Soulfly can be a divisive act. There are three tribes: those who will not give Soulfly their time, those who prefer the early Soulfly, and those who prefer that latter day Soulfly. I can recall the rank smell of disappointment of the entirely overhyped nu-metal that was the debut and a few records after that but have watched and listened to the band grow into an almost idealized modern Sepultura, a band that is still in leader/righteous ogre Max Cavalera’s blood as demonstrated in what’s still left of Diesel Club Lounge. Yet, I don’t feel that one can discuss Soulfly these days without touching on the virtuoso axe-wielding of Marc Rizzo who took many a musician to school with his funky thrash metal Santana pyrotechnics as the tight rhythm section made up of Max’s drummer son Zyon and bass monster Mike Leon bound it all together. Tribal, indigenous fury borne of thrash met Egyptian-styled progressive death head on, co-headliners Nile  acting as the irresistible force to the immovable object that is Soulfly, arguably winning out with their sandstorm riffs, rumbling blastbeats that sound like a horde of mummies on the march, guitar solos that would beguile Anubis, and vocals that invoke the roar of a Sphinx and the collective pain of all of those who died building the pyramids. Sanders, Kollias, Kingsland, and Parris channeling deities named and nameless as they scorched through a set that sounded thousands of years old, the band playing as if they were guided by invisible forces, their background as Southern Americans mattering none.

I unfortunately missed the first opener, but I did manage to take in locals Post Mortal Possession, who mercilessly devoured their competition with a fervent sort of Cannibal Corpse worship that eclipsed their brazen influences. In 2011, I coincidentally managed to catch both Nile and Soulfly on two separate dates just a day between each other, so I felt the pairing was intuitive, each band bringing the ancient world to heavy metal as they bring heavy metal to the modern world.

 

– The Grym Hessian

Darren Lewis

Leave a Reply

Your email address will not be published. Required fields are marked *

This site uses Akismet to reduce spam. Learn how your comment data is processed.

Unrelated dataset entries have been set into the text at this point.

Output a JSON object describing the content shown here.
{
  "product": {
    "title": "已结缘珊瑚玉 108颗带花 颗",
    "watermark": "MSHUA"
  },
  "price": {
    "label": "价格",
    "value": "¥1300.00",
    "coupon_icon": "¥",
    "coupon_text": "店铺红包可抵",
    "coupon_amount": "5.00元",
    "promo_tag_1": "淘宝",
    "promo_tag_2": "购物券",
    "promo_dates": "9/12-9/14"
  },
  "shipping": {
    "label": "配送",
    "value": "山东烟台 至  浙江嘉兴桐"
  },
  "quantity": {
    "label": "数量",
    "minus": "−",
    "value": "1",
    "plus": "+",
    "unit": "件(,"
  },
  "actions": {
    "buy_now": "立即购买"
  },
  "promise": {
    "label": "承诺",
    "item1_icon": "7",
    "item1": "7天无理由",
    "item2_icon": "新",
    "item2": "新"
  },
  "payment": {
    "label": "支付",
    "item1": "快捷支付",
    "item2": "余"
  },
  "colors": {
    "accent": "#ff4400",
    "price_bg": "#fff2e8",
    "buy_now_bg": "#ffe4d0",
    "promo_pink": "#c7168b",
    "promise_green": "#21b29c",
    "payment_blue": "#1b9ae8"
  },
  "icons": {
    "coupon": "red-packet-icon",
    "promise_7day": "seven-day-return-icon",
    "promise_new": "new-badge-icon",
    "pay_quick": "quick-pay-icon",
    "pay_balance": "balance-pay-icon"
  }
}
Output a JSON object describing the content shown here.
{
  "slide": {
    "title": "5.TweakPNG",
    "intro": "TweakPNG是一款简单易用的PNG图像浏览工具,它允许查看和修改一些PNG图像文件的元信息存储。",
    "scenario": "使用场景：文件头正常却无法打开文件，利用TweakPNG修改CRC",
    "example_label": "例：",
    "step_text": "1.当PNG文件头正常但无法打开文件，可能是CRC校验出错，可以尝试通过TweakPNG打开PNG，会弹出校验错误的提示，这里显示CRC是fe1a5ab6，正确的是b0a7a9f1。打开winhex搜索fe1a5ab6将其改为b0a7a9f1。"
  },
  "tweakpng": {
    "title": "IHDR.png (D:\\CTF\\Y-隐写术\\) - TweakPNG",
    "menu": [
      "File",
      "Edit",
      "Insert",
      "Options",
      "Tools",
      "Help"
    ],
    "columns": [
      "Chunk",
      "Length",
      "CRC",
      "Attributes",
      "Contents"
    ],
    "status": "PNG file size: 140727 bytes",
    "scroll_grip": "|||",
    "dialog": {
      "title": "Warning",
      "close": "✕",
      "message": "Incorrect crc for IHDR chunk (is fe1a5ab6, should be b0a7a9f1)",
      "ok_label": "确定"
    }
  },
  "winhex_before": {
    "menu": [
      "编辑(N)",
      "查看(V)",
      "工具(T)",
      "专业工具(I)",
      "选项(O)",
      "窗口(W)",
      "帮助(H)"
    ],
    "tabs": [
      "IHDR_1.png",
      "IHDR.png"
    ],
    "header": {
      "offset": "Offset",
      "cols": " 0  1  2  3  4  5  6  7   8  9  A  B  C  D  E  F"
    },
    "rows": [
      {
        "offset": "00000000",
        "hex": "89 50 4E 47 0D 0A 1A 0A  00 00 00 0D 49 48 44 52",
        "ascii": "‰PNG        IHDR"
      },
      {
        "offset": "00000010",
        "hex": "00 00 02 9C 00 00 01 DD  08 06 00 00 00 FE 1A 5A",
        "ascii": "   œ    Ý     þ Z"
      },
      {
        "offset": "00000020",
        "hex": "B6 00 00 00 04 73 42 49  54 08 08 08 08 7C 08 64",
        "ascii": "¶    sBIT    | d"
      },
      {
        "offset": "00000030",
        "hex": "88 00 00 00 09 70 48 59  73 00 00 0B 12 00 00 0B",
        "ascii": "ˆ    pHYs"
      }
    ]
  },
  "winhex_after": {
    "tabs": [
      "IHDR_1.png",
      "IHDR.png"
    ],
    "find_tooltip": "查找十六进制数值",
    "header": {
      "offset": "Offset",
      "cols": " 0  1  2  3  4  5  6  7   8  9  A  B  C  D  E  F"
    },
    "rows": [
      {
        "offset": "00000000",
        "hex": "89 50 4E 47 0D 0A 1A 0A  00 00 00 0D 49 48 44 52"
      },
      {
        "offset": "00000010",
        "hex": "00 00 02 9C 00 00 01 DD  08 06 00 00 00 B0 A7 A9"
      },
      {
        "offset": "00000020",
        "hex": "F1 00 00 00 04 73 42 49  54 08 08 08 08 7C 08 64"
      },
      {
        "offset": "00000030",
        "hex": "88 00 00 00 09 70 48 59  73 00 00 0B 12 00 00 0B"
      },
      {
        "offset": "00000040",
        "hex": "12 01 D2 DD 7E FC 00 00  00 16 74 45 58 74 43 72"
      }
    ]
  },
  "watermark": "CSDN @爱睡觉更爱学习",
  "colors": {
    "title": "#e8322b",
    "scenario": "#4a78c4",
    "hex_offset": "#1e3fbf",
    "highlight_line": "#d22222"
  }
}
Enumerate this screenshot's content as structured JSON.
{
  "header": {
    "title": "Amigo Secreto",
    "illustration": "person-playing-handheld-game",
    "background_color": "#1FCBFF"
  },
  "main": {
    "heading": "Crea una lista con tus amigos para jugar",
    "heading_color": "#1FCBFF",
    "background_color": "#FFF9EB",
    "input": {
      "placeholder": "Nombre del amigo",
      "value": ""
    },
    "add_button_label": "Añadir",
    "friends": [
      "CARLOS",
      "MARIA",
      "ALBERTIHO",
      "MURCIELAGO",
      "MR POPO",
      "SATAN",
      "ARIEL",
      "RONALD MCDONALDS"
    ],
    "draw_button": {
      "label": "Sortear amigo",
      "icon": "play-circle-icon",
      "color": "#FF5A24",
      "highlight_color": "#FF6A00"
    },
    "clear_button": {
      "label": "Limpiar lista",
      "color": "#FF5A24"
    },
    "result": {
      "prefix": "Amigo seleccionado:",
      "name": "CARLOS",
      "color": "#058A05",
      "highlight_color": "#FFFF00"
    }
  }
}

FAM is a Pittsburgh, PA based music media company that’s all about the personal, emotional and social experience of music. The internet is awesome for finding music – living it is better! We’re bringing you professional photos from shows, articles, videos and more to remind you that your weekend doesn’t have to be spent here in the virtual world but with people who have at least one thing in common with you – a shared taste for music. Music media has been done before, but we flipped the script and concentrate on the stuff you haven’t seen yet – the local and regional bands that aren’t just a name on a billboard and a face on a stage. You’re probably still going to find some national level stuff happening around the Pittsburgh area but that’s because when they come to town, they’re part of our family… and once upon a time they were a local band from somewhere.

Ads

Build the Scenethe Pennsylvania Rock ShowDevil Inside Promotions

First Angel Media, 2018 © All Rights Reserved